Lockdown has been associated with more eating occasions and a higher intake of refined carbohydrates, especially sugar.
According to Tiger Brands’ Eat Well Live Well: State of Nutrition Report 2021, there has been a noticeable decline in snacking, with 51% of South Africans eating more snacks in August 2020 than in April 2020 compared to 29% in May 2021.
This suggests that consumers are looking to make smarter choices when it comes to what they eat, how much they eat, and also when they eat it.
Whether you are looking for something crunchy or savoury, marketing manager for Jungle South Africa Kershnee Kallee and registered dietitian Mbali Mapholi of Mbali Mapholi Inc, have shared some of the healthiest snacks to incorporate into your diet.
Kallee says in the morning, especially just after waking up, our cortisol levels are at their highest and this can increase the motivation to eat or snack on sugary treats.
To avoid a sugar high and the inevitable drop that comes after it, they recommend reaching for slow-digesting carbohydrates.
Kershnee Kallee’s snack suggestions
Morning snacks to get you moving
A handful of nuts
These are a great source of plant-based protein and reap a number of health benefits.
Homemade trail mix
This could include nuts, popcorn, dried fruit, high fibre crackers, or biltong.
Afternoon snacking when energy is lacking
A cup of plain yoghurt
Being a fermented milk product, yoghurt is full of probiotics, which are made up of good bacteria and are known to help reduce inflammation and allergies and boost the immune system. Add a teaspoon of honey to sweeten.
A piece of fruit (or a snack that contains fruit)
Mapholi adds that a treat is defined as ‘an event or item that is out of the ordinary and gives great pleasure’ and that treats are therefore occasional foods, usually very appealing and delicious, but sadly, often rating poorly on the nutrition scale, being high in fat, salt, and sugar.
Mbali Mapholi’s snack suggestions
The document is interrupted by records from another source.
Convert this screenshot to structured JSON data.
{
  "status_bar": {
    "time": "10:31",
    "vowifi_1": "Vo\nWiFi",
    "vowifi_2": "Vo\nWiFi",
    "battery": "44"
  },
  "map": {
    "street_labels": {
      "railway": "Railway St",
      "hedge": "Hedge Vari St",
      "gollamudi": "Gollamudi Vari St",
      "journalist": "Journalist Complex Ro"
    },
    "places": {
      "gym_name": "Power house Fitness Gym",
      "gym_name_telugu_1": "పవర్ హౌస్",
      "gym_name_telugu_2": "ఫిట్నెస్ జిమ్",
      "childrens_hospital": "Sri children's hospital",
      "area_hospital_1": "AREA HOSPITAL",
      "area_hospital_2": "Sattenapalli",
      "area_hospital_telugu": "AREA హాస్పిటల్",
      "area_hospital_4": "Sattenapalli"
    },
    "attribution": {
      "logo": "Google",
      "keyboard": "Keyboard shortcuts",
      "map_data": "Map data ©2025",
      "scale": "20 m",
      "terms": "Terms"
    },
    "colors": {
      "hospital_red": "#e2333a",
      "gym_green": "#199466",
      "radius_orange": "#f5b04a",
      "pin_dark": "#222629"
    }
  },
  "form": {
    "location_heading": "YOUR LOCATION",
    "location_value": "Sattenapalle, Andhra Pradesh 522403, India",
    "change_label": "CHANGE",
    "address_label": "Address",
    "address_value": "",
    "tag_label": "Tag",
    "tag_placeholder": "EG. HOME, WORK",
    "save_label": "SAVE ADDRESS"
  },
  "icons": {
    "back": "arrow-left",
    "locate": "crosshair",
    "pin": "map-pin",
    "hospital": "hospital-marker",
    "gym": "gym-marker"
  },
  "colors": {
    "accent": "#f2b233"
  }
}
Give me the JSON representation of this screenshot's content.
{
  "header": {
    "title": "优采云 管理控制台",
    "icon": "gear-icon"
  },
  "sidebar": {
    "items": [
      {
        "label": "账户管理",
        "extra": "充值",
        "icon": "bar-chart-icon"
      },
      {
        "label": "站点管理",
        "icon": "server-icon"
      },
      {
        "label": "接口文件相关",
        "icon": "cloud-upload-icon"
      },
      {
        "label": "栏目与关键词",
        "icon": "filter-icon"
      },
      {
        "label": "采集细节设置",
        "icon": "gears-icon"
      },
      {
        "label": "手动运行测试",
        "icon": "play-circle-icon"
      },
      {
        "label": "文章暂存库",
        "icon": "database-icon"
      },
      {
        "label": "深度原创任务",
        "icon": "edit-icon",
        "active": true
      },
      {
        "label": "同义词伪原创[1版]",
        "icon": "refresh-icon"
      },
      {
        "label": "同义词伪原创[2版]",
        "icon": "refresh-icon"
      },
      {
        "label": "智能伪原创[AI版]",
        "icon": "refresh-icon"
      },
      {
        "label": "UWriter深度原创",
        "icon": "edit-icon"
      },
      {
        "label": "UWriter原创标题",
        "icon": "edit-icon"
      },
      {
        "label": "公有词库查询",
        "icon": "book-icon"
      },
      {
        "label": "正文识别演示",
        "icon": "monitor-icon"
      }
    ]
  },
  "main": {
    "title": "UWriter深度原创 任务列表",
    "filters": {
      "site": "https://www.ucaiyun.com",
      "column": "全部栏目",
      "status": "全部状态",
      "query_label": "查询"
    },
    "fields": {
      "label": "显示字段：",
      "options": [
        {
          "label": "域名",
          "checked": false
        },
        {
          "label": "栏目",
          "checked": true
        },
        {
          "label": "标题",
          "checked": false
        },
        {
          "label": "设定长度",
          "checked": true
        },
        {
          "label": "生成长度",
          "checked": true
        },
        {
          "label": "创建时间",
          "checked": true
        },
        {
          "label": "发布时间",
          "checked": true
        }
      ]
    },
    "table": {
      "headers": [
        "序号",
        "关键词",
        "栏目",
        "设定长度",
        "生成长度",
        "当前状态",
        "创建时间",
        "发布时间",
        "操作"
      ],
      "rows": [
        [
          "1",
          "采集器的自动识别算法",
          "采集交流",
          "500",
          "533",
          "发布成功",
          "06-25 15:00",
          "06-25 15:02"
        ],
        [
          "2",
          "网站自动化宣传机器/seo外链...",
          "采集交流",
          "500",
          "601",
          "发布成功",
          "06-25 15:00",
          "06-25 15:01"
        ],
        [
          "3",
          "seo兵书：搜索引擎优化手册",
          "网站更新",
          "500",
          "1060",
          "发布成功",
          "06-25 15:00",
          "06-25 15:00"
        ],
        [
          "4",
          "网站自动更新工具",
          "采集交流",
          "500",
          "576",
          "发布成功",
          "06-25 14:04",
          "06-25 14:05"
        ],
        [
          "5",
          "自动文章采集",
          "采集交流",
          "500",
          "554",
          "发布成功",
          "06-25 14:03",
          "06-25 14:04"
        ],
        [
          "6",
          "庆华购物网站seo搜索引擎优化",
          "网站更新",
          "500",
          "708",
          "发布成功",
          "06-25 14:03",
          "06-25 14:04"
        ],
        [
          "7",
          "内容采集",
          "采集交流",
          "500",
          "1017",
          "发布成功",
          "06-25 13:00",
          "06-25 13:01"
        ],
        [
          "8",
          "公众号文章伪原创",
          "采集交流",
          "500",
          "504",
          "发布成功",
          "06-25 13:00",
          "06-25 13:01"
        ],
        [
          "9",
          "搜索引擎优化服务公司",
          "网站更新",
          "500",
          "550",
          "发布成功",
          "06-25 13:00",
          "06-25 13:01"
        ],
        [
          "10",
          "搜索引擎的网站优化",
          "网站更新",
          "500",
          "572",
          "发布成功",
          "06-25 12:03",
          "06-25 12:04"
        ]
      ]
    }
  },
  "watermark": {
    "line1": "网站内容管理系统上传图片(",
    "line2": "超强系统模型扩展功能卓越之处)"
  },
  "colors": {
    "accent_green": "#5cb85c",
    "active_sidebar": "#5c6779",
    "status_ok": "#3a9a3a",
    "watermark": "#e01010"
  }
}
Great as the on-the-go snacks, high in vitamin and minerals, fibre. In their natural form fruit are not high in sugar as we eat them with the skin and all the natural fibres that help slow down the natural sugar (fructose) in them.
Low fat or fat-free plain yoghurt
Filling, low sugar, and low in saturated fat. Provides nutrients such as calcium that we need for the development and maintenance of strong bones and teeth.
Seeds and nuts
You can add these in plain yoghurt or eat as is. They are high in mono-unsaturated fats that help reduce cholesterol and contribute to a healthy heart. Fibre also helps keep our gut healthy, plus they are high in other essential vitamins and minerals.
Low energy snacks that are also filling, help curb the urge for crisps. Homemade popcorn is better, the corn kernels are kept in their natural state. High in fibre, minerals and vitamins. Fantastic as part of a weight-loss diet.
Variety of raw vegetables with a low-fat dip (hummus or low-fat plain yoghurt or cottage cheese)
These dips are high in good quality proteins, vegetables are packed with all plant nutrients as well as vitamins and minerals which are essential to protect ourselves from diseases.